Study of 340 patients
Two months of treatment reduced tiredness
High doses necessary, but proved in blind placebo test
By Rob Waugh
PUBLISHED: 17:17, 4 June 2012 | UPDATED: 07:29, 5 June 2012
Ginseng helps long-term cancer patients fight off the tiredness caused by the condition.
Researchers found high doses of the herb American ginseng over two months reduced cancer-related tiredness in patients more effectively than a placebo.
They studied 340 patients who had completed cancer treatment or were being treated for cancer at one of 40 community medical centres.
Researchers found high doses of the herb American ginseng over two months reduced cancer-related tiredness in patients more effectively than a placebo
Sixty per cent of the patients studied had breast cancer.
Each day, those taking part received a placebo or 2,000 milligrams of ginseng administered in capsules containing pure, ground American ginseng root.

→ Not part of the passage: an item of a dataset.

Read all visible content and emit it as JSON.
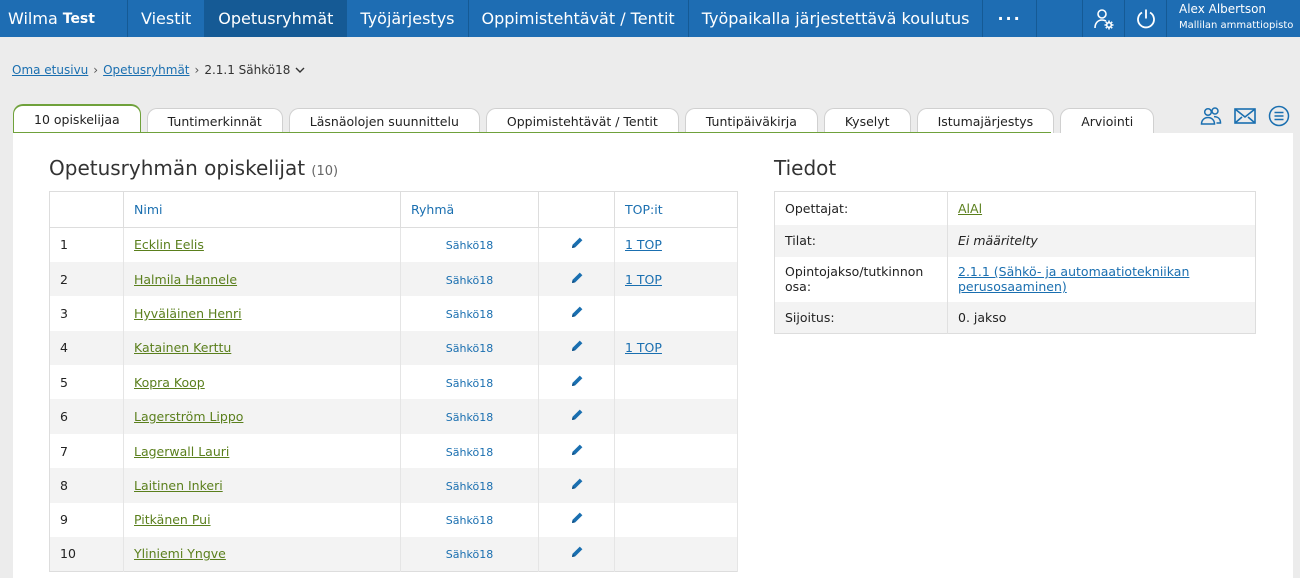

Researcher Doctor Debra Barton, of the Mayo Clinic Cancer Centre in the United States, said: ‘Off-the-shelf ginseng is sometimes processed using ethanol, which can give it oestrogen-like properties that may be harmful to breast cancer patients.’
At four weeks, the pure ginseng provided only a slight improvement in fatigue symptoms.
However, at eight weeks, ginseng offered cancer patients significant improvement in general exhaustion – feelings of being ‘worn out,’ ‘fatigued,’ ‘sluggish,’ ‘run-down,’ or ‘tired’ – compared to the placebo group.
Dr Barton said: ‘After eight weeks, we saw a 20-point improvement in fatigue in cancer patients, measured on a 100-point, standardized fatigue scale.’
And she said the herb had no apparent side effects.
Ginseng has long been used in traditional Chinese medicine as a natural energy booster. Until this study, its effects had not been tested extensively against the debilitating fatigue that occurs in up to 90 per cent of cancer patients.
Fatigue in cancer patients has been linked to an increase in the immune system’s inflammatory cytokines as well as poorly regulated levels of the stress-hormone cortisol.
Ginseng’s active ingredients, called ginsenosides, have been shown in animal studies to reduce cytokines related to inflammation and help regulate cortisol levels.
Dr Barton’s next study is to look closely at ginseng’s effects on the specific biomarkers for fatigue.
She added: ‘Cancer is a prolonged chronic stress experience and the effects can last 10 years beyond diagnosis and treatment.
‘If we can help the body be better modulated throughout treatment with the use of ginseng, we may be able to prevent severe long-term fatigue.’
The findings were due to be presented at the American Society of Clinical Oncology’s annual meeting.